  8. Finally, to change the mouse-over color of your button, scroll further down to the section in white entitled .wsite-button:hover {
  9. Then I would suggest changing the hex color to one slightly darker than the color you chose in #6 above.
  10. Then click Save in the top right of your screen.

Bonus Button Tip

One last tip for the buttons on your website: not only should your main Call to Action buttons have a brighter, more active color. They should also be larger than the buttons used elsewhere.

To change the button size, go to your Site Editor, choose the Build tab and click on your button. Select “Button Style” and choose the larger button for your main Call to Action and the smaller, more boring button for regular navigation.

SEO Hack #4

Add data to your page when shown in Google

Have you seen some results on Google displaying website data like hours, reviews, showtimes or other cool bits of data usually reserved for the website?

Well, this is all because of the latest bit of SEO called Schema Markup.

Check out the Schema for my website using Google’s Structured Data Testing Tool.

Using Schema, I was able to tell Google my postal address, that this was a website for a local business, the name of my website and mention a review.

There is much more that can be done using Schema and as I am brand new to it, I hope to expand upon the Schema used on my site.

Here is a great article from Kissmetrics’ Neil Patel on how to boost your SEO using Schema.

P.S. Schema does require you use the Embed Code block from Weebly.

SEO Hack #5

Page title and site title

I’ve read many SEO articles throughout the web that emphasized placing your company name at the end of the page title.

Unfortunately, today I discovered that while I was adding my company name to each page title, Weebly was automatically doing it too, giving me an unnecessarily long and redundant page title.

Here is how you can let Weebly take care of it for you:

  1. While in the Site Editor, click on the “Settings” tab.
  2. In the left pane, click on the “General” tab.
  3. Now you will see the section for Page Title.
  4. Enter your company name and select “Show title on the top of your pages”.

Bonus Hack!

Add Social Tracking and Heatmaps with Sumo

When I first started my Weebly website, I really wanted to add clean, professional looking social sharing buttons and heat maps, but didn’t want to spend the $$$.

When I found Sumo I fell in love with their services and though I still use their freemium version, I’ll happily share them with you.

To place your free Sumo code go to:

  1. Your Site Editor and click on the Settings tab.
  2. In the left pane, click on the SEO tab.
  3. Scroll down to the “Header Code” section and paste your code there.
  4. Hit the green Save button on the bottom right and that’s it. Your SumoMe code is active.

P.S. It would be really cool if you would promote this article by clicking the 💚 below.
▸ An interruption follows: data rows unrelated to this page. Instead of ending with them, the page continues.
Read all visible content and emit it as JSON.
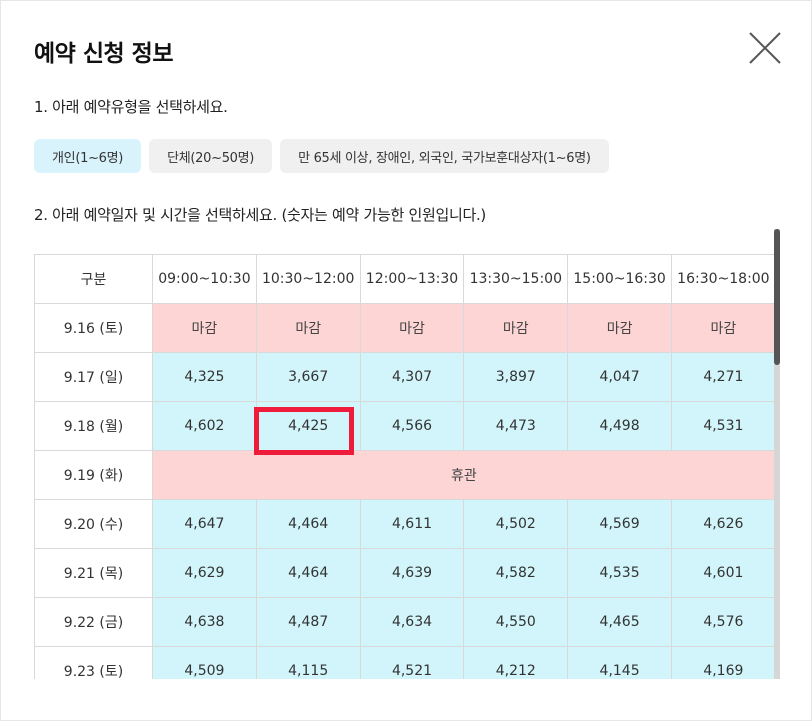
{
  "dialog": {
    "title": "예약 신청 정보"
  },
  "step1": {
    "label": "1. 아래 예약유형을 선택하세요.",
    "types": [
      {
        "label": "개인(1~6명)",
        "active": true
      },
      {
        "label": "단체(20~50명)",
        "active": false
      },
      {
        "label": "만 65세 이상, 장애인, 외국인, 국가보훈대상자(1~6명)",
        "active": false
      }
    ]
  },
  "step2": {
    "label": "2. 아래 예약일자 및 시간을 선택하세요. (숫자는 예약 가능한 인원입니다.)"
  },
  "schedule": {
    "header": [
      "구분",
      "09:00~10:30",
      "10:30~12:00",
      "12:00~13:30",
      "13:30~15:00",
      "15:00~16:30",
      "16:30~18:00"
    ],
    "rows": [
      {
        "date": "9.16 (토)",
        "status": "closed",
        "cells": [
          "마감",
          "마감",
          "마감",
          "마감",
          "마감",
          "마감"
        ]
      },
      {
        "date": "9.17 (일)",
        "status": "open",
        "cells": [
          "4,325",
          "3,667",
          "4,307",
          "3,897",
          "4,047",
          "4,271"
        ]
      },
      {
        "date": "9.18 (월)",
        "status": "open",
        "cells": [
          "4,602",
          "4,425",
          "4,566",
          "4,473",
          "4,498",
          "4,531"
        ]
      },
      {
        "date": "9.19 (화)",
        "status": "holiday",
        "note": "휴관"
      },
      {
        "date": "9.20 (수)",
        "status": "open",
        "cells": [
          "4,647",
          "4,464",
          "4,611",
          "4,502",
          "4,569",
          "4,626"
        ]
      },
      {
        "date": "9.21 (목)",
        "status": "open",
        "cells": [
          "4,629",
          "4,464",
          "4,639",
          "4,582",
          "4,535",
          "4,601"
        ]
      },
      {
        "date": "9.22 (금)",
        "status": "open",
        "cells": [
          "4,638",
          "4,487",
          "4,634",
          "4,550",
          "4,465",
          "4,576"
        ]
      },
      {
        "date": "9.23 (토)",
        "status": "open",
        "cells": [
          "4,509",
          "4,115",
          "4,521",
          "4,212",
          "4,145",
          "4,169"
        ]
      }
    ],
    "highlighted_cell": {
      "date": "9.18 (월)",
      "slot": "10:30~12:00"
    }
  },
  "colors": {
    "available": "#d1f5fb",
    "closed": "#fdd5d5",
    "active_type": "#d8f3fb",
    "highlight": "#ee1b3a"
  }
}
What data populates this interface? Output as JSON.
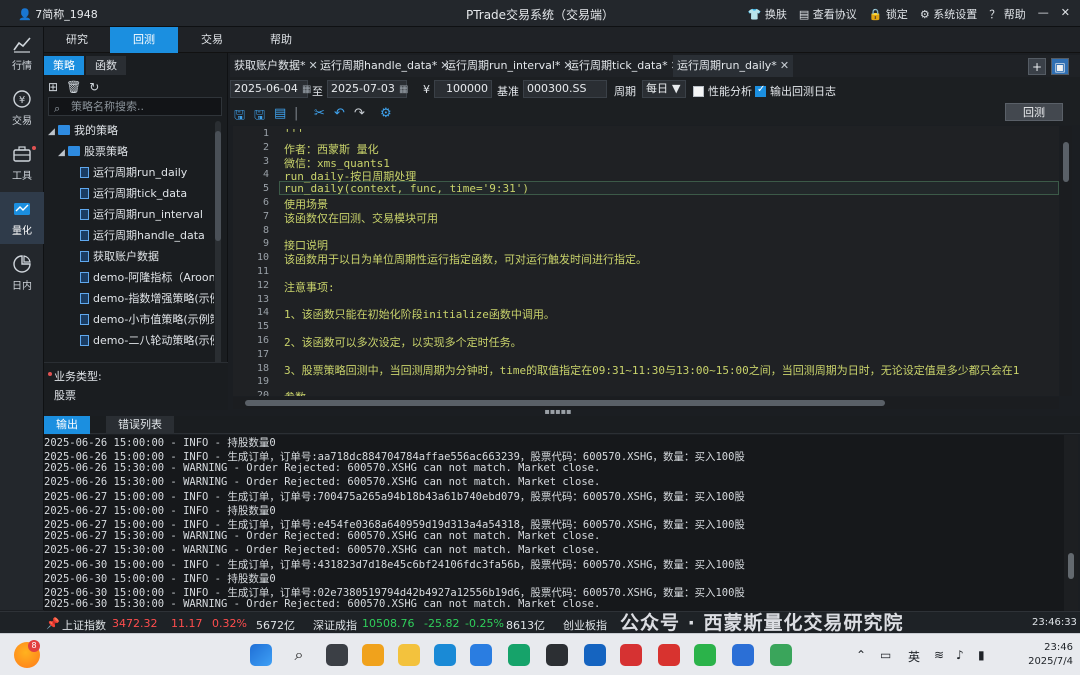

Then you can share these tips with others, and they won’t have to do all the figuring and documenting and stuff.

If you have any questions, comments or feedback, please share them below.